The other issue, parameter sniffing, is a bit more of a challenge to find and fix. You can read more about parameter sniffing from my colleague Michael Devoe here: http://blogs.msdn.com/b/axinthefield/archive/2014/01/09/sql-server-parameter-sniffing-with-dynamics-ax-just-plain-evil.aspx.
As Michael notes in this blog there are several reasons for the issue. Despite our best efforts of trying to deal with it from the application side, its impossible to completely deal with all the statistical variations in our data.
So, how do you find it in order to be able to fix it? In version 1.20 of DynamicsPerf, we added in the ability to do BASELINE captures. What this gave you the ability to do was, when the system experienced one of those sudden slowdowns, you could capturestats and then compare that data to one of the baselines that you had previously captured looking for queries where the avg_time was greater then the avg_time in the baseline. This worked pretty well with some caveats to it. The first was you had to manually go capture data at the time of the problem. We are all busy and it might be 20-30 minutes or more before the users notify IT that there is a problem. The second challenge is the amount of data that you may have to filter through in order find that one query. If you were capturing stats once per day at 5pm, the default, if the problem occurred the next morning at 10am, when you run capturestats because of the problem, you have all the queries that have run since the previous day. It means you have a lot of data to filter through looking for the query that is your problem now. The process worked but it was a lot of work/time for you to find that ONE query.
So, how do we improve on that? In DynamicsPerf 2.0, we are collecting query data every 5 minutes. So, this solves the need to remember to manually capturestats. Great, I don’t have to remember to collect any more but how does that help me find that ONE query. The answer to this question is how we aggregate data into the history tables. http://blogs.msdn.com/b/axinthefield/archive/2016/01/04/dynamicsperf-2-0-historical-tables-and-baselines.aspx
Now that we have all this historical data for the day and for the month by query, we can use that to help find that ONE query. This is the idea behind the Query Alerts functionality. We now have a new task that runs every 5 minutes and looks at JUST the queries that ran in the last 5 minutes and compares the avg_time for those queries against the avg_time for the DAY and the avg_time for the MONTH for that query. If it is X% greater then we write the data into a table called QUERY_ALERTS in the DynamicsPerf database.

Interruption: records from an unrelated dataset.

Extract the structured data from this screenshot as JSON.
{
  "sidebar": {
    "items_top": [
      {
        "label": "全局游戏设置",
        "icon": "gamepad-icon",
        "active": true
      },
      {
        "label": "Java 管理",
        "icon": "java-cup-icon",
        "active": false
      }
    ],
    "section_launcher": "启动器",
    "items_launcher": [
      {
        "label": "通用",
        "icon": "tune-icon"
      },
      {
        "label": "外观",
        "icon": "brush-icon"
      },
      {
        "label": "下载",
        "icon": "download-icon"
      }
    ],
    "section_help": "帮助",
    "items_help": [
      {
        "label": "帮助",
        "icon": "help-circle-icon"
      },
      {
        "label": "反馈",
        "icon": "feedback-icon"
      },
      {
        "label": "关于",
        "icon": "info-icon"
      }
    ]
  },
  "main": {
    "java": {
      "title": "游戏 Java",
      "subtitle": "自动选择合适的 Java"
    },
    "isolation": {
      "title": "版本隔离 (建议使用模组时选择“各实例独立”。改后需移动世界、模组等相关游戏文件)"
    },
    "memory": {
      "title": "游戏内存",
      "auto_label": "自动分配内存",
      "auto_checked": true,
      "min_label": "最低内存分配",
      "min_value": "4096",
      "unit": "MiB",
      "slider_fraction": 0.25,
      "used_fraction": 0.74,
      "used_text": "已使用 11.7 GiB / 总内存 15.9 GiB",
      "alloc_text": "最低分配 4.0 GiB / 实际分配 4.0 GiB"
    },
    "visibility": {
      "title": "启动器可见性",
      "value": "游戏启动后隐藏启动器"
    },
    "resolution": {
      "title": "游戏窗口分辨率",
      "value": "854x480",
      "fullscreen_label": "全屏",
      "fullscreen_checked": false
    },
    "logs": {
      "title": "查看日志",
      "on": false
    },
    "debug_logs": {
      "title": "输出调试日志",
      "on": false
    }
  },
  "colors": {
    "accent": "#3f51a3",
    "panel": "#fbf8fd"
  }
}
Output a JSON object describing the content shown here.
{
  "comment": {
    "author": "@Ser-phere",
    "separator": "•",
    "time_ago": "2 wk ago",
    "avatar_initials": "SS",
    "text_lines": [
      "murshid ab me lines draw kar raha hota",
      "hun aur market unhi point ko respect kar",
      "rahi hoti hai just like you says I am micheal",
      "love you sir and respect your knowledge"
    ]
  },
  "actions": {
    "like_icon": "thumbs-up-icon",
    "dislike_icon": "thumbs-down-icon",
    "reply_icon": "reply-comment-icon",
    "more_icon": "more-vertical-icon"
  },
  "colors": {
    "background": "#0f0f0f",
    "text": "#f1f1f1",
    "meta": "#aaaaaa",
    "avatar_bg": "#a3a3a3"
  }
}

How do you configure it? Starting in Beta 3, script 4-ConfigureDBs to Collect.sql has an additional script for populating the QUERY_ALERTS_CONFIG table. There are 4 configuration values:
This is the percent change when comparing the QUERY_STAT avg_time to the QUERY_HISTORY avg_time for the DAY record
This is the percent change when comparing the QUERY_STAT avg_time to the QUERY_HISTORY avg_time for the MONTH record
This is the minimum number of executions in a 5 minute time period for the query to be considered
This is the minimum avg_time for a query to be considered
How do you look at the QUERY_ALERTS? In the DynamicsPerf 2.0 Analyze solution there is a new script called 1-Analyze_Query_Alerts.sql. There are several queries, including show you the alerts by time Desc, the number of alerts per query_hash, by day and by hour.
The percent change values in the QUERY_ALERTS_CONFIG table work as follows:
150 = 150% a query that avg’s 1 sec would have to take 1.5secs to fire the alert
200 = 200% a query that avg’s 1 sec would have to take 2secs to fire the alert
After configuring this feature for your system, watch the amount of alerts you are getting and adjust the configure options as necessary.
REQUIREMENT NOTE: DynamicsPerf 2.0 MUST be installed on SQL Server 2012 or above for this feature to work. We use the LAG command in the view that is the key to this data which was a new TSQL command starting with SQL Server 2012. If your Dynamics application is running on SQL Server 2008 R2, do a remote installation of DynamicsPerf 2.0 on a SQL 2012 or above server and collect data remotely.
Once you have tried out this new feature be sure to provide us feedback on how it worked for you in:
And because I know the question is going to be asked, the answer is “SOON”.